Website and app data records
BEGIN

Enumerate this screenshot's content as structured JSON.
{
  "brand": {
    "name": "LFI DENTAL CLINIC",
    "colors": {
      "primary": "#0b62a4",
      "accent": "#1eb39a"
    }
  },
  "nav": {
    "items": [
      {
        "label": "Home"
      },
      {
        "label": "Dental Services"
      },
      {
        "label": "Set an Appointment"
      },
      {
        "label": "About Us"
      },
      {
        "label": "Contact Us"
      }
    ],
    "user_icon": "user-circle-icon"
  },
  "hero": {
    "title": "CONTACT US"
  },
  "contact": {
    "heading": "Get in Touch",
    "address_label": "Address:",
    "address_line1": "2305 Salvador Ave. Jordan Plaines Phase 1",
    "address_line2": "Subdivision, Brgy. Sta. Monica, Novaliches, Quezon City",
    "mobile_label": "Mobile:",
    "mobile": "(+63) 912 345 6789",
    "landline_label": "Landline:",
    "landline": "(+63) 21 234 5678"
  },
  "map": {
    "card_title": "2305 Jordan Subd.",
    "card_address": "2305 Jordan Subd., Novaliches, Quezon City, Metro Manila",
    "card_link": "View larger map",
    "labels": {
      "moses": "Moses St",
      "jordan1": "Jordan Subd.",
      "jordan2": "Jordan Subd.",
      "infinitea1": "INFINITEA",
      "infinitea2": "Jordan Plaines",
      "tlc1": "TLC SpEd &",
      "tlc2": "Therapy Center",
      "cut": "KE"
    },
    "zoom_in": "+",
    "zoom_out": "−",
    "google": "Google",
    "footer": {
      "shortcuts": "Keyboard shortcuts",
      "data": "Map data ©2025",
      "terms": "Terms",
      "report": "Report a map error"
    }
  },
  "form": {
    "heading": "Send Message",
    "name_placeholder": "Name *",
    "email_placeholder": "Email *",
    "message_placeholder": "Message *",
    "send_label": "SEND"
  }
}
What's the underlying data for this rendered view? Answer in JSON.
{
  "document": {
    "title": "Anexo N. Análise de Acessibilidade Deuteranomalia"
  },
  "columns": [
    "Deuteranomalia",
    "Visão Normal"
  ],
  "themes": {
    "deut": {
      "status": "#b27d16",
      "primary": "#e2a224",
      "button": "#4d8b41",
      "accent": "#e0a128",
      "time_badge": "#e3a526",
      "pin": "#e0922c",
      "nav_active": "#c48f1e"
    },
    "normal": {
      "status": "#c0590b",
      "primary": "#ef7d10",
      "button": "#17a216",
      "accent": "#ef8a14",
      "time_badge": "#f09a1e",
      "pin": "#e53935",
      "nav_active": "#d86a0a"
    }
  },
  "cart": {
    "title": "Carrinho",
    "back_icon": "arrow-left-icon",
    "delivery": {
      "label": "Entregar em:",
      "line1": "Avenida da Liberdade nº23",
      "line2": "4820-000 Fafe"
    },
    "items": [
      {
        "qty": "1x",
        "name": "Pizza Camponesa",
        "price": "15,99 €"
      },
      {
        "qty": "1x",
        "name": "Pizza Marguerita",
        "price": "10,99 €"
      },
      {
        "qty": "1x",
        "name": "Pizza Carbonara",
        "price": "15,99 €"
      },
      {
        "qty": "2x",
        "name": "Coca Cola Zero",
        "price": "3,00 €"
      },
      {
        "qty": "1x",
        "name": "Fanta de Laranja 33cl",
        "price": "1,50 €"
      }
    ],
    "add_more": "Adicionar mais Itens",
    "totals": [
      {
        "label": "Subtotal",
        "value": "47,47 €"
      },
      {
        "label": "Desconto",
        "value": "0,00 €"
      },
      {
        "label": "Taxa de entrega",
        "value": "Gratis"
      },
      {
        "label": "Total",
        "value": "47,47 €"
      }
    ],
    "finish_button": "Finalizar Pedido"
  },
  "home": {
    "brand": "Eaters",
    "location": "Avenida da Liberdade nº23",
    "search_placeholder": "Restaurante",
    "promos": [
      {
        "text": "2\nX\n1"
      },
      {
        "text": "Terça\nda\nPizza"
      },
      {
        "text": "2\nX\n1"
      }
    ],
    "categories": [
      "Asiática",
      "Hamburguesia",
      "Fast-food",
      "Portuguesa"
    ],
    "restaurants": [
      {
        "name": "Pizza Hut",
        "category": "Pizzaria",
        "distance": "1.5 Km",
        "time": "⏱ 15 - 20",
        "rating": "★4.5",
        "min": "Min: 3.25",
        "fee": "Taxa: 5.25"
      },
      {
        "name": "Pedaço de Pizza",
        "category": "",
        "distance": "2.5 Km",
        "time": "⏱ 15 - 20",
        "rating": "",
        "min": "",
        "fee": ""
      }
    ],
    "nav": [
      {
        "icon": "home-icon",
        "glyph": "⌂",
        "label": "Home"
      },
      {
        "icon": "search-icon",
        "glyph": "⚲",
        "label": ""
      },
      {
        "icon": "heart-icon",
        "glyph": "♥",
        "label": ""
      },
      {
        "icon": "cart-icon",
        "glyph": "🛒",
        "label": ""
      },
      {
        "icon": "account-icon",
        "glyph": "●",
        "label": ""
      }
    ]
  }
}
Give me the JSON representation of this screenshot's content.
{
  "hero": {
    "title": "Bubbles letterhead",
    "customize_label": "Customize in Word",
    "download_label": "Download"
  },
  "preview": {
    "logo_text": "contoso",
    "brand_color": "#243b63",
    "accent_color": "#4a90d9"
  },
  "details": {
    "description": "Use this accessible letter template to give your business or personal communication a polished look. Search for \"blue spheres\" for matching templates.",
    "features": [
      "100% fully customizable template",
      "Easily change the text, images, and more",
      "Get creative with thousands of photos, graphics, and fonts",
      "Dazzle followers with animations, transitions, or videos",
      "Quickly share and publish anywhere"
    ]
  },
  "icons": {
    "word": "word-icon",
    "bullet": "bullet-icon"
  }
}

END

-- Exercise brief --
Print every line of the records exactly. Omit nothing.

-- Problem solution --
Enumerate this screenshot's content as structured JSON.
{
  "brand": {
    "name": "LFI DENTAL CLINIC",
    "colors": {
      "primary": "#0b62a4",
      "accent": "#1eb39a"
    }
  },
  "nav": {
    "items": [
      {
        "label": "Home"
      },
      {
        "label": "Dental Services"
      },
      {
        "label": "Set an Appointment"
      },
      {
        "label": "About Us"
      },
      {
        "label": "Contact Us"
      }
    ],
    "user_icon": "user-circle-icon"
  },
  "hero": {
    "title": "CONTACT US"
  },
  "contact": {
    "heading": "Get in Touch",
    "address_label": "Address:",
    "address_line1": "2305 Salvador Ave. Jordan Plaines Phase 1",
    "address_line2": "Subdivision, Brgy. Sta. Monica, Novaliches, Quezon City",
    "mobile_label": "Mobile:",
    "mobile": "(+63) 912 345 6789",
    "landline_label": "Landline:",
    "landline": "(+63) 21 234 5678"
  },
  "map": {
    "card_title": "2305 Jordan Subd.",
    "card_address": "2305 Jordan Subd., Novaliches, Quezon City, Metro Manila",
    "card_link": "View larger map",
    "labels": {
      "moses": "Moses St",
      "jordan1": "Jordan Subd.",
      "jordan2": "Jordan Subd.",
      "infinitea1": "INFINITEA",
      "infinitea2": "Jordan Plaines",
      "tlc1": "TLC SpEd &",
      "tlc2": "Therapy Center",
      "cut": "KE"
    },
    "zoom_in": "+",
    "zoom_out": "−",
    "google": "Google",
    "footer": {
      "shortcuts": "Keyboard shortcuts",
      "data": "Map data ©2025",
      "terms": "Terms",
      "report": "Report a map error"
    }
  },
  "form": {
    "heading": "Send Message",
    "name_placeholder": "Name *",
    "email_placeholder": "Email *",
    "message_placeholder": "Message *",
    "send_label": "SEND"
  }
}
What's the underlying data for this rendered view? Answer in JSON.
{
  "document": {
    "title": "Anexo N. Análise de Acessibilidade Deuteranomalia"
  },
  "columns": [
    "Deuteranomalia",
    "Visão Normal"
  ],
  "themes": {
    "deut": {
      "status": "#b27d16",
      "primary": "#e2a224",
      "button": "#4d8b41",
      "accent": "#e0a128",
      "time_badge": "#e3a526",
      "pin": "#e0922c",
      "nav_active": "#c48f1e"
    },
    "normal": {
      "status": "#c0590b",
      "primary": "#ef7d10",
      "button": "#17a216",
      "accent": "#ef8a14",
      "time_badge": "#f09a1e",
      "pin": "#e53935",
      "nav_active": "#d86a0a"
    }
  },
  "cart": {
    "title": "Carrinho",
    "back_icon": "arrow-left-icon",
    "delivery": {
      "label": "Entregar em:",
      "line1": "Avenida da Liberdade nº23",
      "line2": "4820-000 Fafe"
    },
    "items": [
      {
        "qty": "1x",
        "name": "Pizza Camponesa",
        "price": "15,99 €"
      },
      {
        "qty": "1x",
        "name": "Pizza Marguerita",
        "price": "10,99 €"
      },
      {
        "qty": "1x",
        "name": "Pizza Carbonara",
        "price": "15,99 €"
      },
      {
        "qty": "2x",
        "name": "Coca Cola Zero",
        "price": "3,00 €"
      },
      {
        "qty": "1x",
        "name": "Fanta de Laranja 33cl",
        "price": "1,50 €"
      }
    ],
    "add_more": "Adicionar mais Itens",
    "totals": [
      {
        "label": "Subtotal",
        "value": "47,47 €"
      },
      {
        "label": "Desconto",
        "value": "0,00 €"
      },
      {
        "label": "Taxa de entrega",
        "value": "Gratis"
      },
      {
        "label": "Total",
        "value": "47,47 €"
      }
    ],
    "finish_button": "Finalizar Pedido"
  },
  "home": {
    "brand": "Eaters",
    "location": "Avenida da Liberdade nº23",
    "search_placeholder": "Restaurante",
    "promos": [
      {
        "text": "2\nX\n1"
      },
      {
        "text": "Terça\nda\nPizza"
      },
      {
        "text": "2\nX\n1"
      }
    ],
    "categories": [
      "Asiática",
      "Hamburguesia",
      "Fast-food",
      "Portuguesa"
    ],
    "restaurants": [
      {
        "name": "Pizza Hut",
        "category": "Pizzaria",
        "distance": "1.5 Km",
        "time": "⏱ 15 - 20",
        "rating": "★4.5",
        "min": "Min: 3.25",
        "fee": "Taxa: 5.25"
      },
      {
        "name": "Pedaço de Pizza",
        "category": "",
        "distance": "2.5 Km",
        "time": "⏱ 15 - 20",
        "rating": "",
        "min": "",
        "fee": ""
      }
    ],
    "nav": [
      {
        "icon": "home-icon",
        "glyph": "⌂",
        "label": "Home"
      },
      {
        "icon": "search-icon",
        "glyph": "⚲",
        "label": ""
      },
      {
        "icon": "heart-icon",
        "glyph": "♥",
        "label": ""
      },
      {
        "icon": "cart-icon",
        "glyph": "🛒",
        "label": ""
      },
      {
        "icon": "account-icon",
        "glyph": "●",
        "label": ""
      }
    ]
  }
}
Give me the JSON representation of this screenshot's content.
{
  "hero": {
    "title": "Bubbles letterhead",
    "customize_label": "Customize in Word",
    "download_label": "Download"
  },
  "preview": {
    "logo_text": "contoso",
    "brand_color": "#243b63",
    "accent_color": "#4a90d9"
  },
  "details": {
    "description": "Use this accessible letter template to give your business or personal communication a polished look. Search for \"blue spheres\" for matching templates.",
    "features": [
      "100% fully customizable template",
      "Easily change the text, images, and more",
      "Get creative with thousands of photos, graphics, and fonts",
      "Dazzle followers with animations, transitions, or videos",
      "Quickly share and publish anywhere"
    ]
  },
  "icons": {
    "word": "word-icon",
    "bullet": "bullet-icon"
  }
}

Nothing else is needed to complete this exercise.